(Component data from apps and pages)

----------------------------------------

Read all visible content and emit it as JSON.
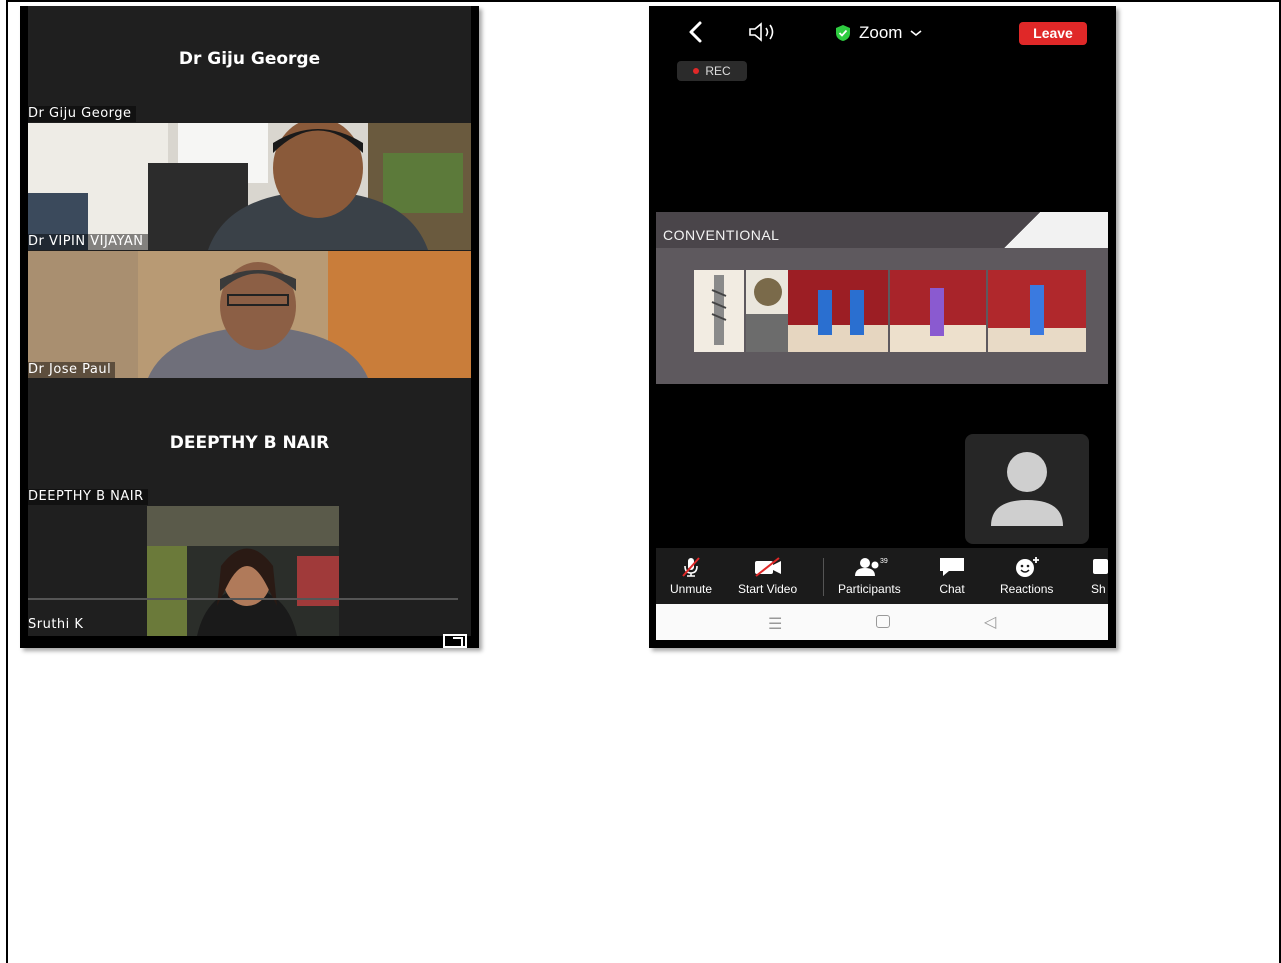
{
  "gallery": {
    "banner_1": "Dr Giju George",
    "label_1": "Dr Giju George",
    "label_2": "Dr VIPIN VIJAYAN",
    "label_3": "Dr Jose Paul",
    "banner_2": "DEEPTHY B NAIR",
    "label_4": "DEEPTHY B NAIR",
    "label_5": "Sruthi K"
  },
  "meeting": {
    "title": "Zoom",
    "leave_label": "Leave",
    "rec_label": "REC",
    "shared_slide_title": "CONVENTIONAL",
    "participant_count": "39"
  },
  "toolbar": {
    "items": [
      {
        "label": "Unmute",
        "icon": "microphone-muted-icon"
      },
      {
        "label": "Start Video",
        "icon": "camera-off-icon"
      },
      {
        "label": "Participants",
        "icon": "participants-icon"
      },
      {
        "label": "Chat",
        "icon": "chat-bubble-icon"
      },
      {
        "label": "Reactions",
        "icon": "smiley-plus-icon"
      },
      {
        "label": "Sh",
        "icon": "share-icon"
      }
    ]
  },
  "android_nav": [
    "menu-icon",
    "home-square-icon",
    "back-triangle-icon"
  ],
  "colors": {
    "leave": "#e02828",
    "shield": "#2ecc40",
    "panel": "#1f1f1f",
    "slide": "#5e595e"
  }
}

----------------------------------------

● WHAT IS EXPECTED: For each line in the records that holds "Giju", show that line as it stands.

● ANSWER SPACE:
    "banner_1": "Dr Giju George",
    "label_1": "Dr Giju George",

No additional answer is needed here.